Franklin is considering projects to clean out dirt from underneath bridges and widen banks nearby after a request for help from business owners and residents who were flooded in December.
City officials are considering spending up to $215,000 on work that could help reduce future flooding in the downtown, which could begin as soon as next year.
Water flowed backwards into a downtown drain pipe and dirt that has built up around bridges caused water to rise in Youngs Creek near downtown, according to a study. In December, low areas near South Jackson Street had about 6 inches of standing water.
Earlier this year, Scott Graham of Graham Wrecker Service, whose business was flooded by about 6 inches of water, asked the city to fix those problems.
“They’re now addressing it, mainly maintenance that has needed to be done that’s crept up over a long, long time. We’re pleased with the outcome, and it’s got to go through its process, and we’re moving in the right direction,” Graham said.
A significant amount of dirt, sand and other debris has built up along the creek’s banks and under bridges, which is causing water to bottleneck downtown, Andrew Cochrane of Whitaker Engineering said.
The water level is higher on the west side of the South Main Street bridge, which shows that the creek isn’t passing under the bridge at a normal rate. Water also slows down as the creek widens and bends through Franklin, which causes more dirt to settle and has led to sandbars that are pushing water higher up the banks, he said.
The city would benefit most from a $2.1 million project that would clean dirt out of the creek bed and reshape banks from South Main Street to South Street, then reinforce those banks with concrete so that any future high water won’t erode the dirt and undo the work, Cochrane said.

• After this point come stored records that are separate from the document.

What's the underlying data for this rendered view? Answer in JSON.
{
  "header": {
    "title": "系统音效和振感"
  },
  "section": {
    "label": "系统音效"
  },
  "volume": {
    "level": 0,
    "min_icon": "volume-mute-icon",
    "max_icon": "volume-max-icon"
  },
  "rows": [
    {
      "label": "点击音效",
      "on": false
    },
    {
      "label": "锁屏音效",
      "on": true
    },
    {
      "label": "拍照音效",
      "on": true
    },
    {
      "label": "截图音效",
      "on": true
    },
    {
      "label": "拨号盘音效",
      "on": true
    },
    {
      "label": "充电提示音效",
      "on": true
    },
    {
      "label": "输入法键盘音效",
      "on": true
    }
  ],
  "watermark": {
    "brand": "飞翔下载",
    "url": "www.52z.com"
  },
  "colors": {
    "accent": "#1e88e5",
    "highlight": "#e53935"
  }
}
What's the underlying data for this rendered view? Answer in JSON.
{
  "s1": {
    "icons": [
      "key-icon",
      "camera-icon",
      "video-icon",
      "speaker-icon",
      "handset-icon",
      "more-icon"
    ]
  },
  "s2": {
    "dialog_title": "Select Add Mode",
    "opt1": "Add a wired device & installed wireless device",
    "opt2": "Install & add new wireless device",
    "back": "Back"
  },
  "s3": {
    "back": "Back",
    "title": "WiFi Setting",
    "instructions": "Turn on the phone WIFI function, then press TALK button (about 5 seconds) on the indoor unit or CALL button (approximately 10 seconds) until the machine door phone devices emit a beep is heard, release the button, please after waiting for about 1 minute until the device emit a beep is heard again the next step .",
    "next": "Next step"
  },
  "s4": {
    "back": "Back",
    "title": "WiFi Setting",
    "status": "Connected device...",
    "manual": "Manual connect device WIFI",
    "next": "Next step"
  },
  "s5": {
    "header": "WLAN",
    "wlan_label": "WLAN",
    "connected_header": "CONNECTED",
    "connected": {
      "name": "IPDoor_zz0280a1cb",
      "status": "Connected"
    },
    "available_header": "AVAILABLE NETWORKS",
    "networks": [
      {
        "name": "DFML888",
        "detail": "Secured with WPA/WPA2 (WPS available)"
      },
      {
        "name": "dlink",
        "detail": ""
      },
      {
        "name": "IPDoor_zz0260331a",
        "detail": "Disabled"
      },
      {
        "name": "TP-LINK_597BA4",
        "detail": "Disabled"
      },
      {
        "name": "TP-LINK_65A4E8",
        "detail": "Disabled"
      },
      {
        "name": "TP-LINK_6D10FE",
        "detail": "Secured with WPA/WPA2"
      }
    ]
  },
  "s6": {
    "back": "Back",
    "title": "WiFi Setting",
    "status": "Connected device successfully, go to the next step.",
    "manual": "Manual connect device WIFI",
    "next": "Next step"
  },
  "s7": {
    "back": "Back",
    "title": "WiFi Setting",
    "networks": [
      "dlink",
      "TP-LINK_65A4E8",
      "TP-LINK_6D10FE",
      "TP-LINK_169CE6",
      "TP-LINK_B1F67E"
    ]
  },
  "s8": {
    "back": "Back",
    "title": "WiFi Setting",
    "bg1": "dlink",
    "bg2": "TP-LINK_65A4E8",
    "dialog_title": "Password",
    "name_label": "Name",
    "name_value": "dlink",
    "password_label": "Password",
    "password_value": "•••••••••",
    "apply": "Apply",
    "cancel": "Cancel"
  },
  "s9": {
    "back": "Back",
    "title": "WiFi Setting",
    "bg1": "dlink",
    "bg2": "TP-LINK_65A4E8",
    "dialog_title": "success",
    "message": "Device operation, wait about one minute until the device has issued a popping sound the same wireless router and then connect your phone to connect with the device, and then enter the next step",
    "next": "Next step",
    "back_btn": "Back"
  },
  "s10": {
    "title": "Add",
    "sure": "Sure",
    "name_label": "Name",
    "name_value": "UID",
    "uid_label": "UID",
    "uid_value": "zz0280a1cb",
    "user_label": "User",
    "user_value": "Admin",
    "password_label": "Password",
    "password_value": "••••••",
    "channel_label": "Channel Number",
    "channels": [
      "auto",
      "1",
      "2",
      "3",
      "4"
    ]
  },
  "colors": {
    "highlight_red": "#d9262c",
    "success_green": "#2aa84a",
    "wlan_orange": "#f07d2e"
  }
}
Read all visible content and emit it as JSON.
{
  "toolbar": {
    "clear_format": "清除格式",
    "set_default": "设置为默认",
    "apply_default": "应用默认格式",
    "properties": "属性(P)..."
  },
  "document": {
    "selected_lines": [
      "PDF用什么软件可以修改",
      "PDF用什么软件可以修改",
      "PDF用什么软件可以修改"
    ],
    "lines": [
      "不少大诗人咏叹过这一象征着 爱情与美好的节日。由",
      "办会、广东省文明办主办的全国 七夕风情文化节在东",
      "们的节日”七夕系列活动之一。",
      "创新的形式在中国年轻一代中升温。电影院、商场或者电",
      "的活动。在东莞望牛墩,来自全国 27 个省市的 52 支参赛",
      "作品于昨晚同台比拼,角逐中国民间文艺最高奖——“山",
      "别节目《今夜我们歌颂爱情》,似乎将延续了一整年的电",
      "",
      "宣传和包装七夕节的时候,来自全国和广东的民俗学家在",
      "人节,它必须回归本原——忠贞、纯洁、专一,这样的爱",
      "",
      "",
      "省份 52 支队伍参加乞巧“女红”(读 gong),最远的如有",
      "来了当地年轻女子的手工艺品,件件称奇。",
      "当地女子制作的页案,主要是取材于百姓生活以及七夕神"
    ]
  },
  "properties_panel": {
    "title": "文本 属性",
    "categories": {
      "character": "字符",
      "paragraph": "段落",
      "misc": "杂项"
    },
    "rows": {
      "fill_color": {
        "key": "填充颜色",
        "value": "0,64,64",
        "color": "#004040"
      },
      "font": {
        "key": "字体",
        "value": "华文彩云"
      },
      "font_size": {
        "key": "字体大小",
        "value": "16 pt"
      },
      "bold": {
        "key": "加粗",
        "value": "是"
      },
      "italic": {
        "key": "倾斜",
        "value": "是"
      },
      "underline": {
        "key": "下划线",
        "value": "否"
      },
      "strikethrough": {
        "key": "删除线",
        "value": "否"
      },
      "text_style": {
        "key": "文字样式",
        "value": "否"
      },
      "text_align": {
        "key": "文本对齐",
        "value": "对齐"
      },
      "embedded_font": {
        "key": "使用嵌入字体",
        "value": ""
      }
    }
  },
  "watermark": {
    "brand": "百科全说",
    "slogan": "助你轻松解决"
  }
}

Since that project is so expensive and the city hasn’t completed a study looking at all drainage in Franklin, officials are considering a smaller project that could still help reduce flooding. That $215,000 project would reshape and reinforce banks, but only for 150 feet on both sides of bridges at South Main Street, Home Avenue and South Street, and would clean out sediment from under the bridges, which will help water move faster through downtown.
Franklin will also need to fix one drain pipe because the opening is lower than the banks of the creek, Cochrane said. When water rises, it runs back into the pipe then starts pouring out of inlets in the downtown, Cochrane said. The city will install a stop valve to fix that problem, superintendent Rick Littleton said.
Flooding will always be a potential problem, but the projects could prevent high water from smaller storms, Cochrane said.
“You can’t eliminate this from happening ever again, but you can mitigate it,” Cochrane said.
The city will likely spend less than the $215,000, which would come from money that has built up from $5 monthly stormwater fees, Mayor Joe McGuinness said. The county is planning to replace the South Main Street bridge in 2016, so the work to reshape and reinforce the banks around that bridge could be done at that time, city engineer Travis Underhill said.